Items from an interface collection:
──────────────────────────────

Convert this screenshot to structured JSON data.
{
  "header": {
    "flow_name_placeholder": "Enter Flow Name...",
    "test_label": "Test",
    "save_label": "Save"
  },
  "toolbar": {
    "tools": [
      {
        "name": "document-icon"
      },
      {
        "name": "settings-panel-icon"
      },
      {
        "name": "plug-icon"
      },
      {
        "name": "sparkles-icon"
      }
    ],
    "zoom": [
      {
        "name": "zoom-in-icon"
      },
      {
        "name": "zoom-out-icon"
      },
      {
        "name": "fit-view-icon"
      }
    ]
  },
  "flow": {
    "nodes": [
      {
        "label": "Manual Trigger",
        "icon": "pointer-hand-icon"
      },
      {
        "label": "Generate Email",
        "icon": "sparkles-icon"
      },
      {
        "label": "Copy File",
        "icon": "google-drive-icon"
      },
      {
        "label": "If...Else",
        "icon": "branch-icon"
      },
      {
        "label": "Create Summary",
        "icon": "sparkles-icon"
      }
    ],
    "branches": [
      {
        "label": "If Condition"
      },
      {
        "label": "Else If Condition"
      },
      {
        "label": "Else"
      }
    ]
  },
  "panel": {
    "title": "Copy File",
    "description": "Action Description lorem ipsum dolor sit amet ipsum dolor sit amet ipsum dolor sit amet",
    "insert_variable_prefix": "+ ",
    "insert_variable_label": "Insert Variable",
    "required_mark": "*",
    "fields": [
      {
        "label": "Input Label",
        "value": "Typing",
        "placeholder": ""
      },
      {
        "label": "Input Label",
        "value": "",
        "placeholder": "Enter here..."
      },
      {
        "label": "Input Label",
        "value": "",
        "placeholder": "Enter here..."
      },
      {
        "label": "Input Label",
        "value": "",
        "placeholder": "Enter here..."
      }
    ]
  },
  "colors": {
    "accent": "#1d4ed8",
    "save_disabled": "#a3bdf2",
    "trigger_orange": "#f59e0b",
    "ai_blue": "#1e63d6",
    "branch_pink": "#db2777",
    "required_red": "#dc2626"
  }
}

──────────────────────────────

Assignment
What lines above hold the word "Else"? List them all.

Output below
        "label": "If...Else",
        "label": "Else If Condition"
        "label": "Else"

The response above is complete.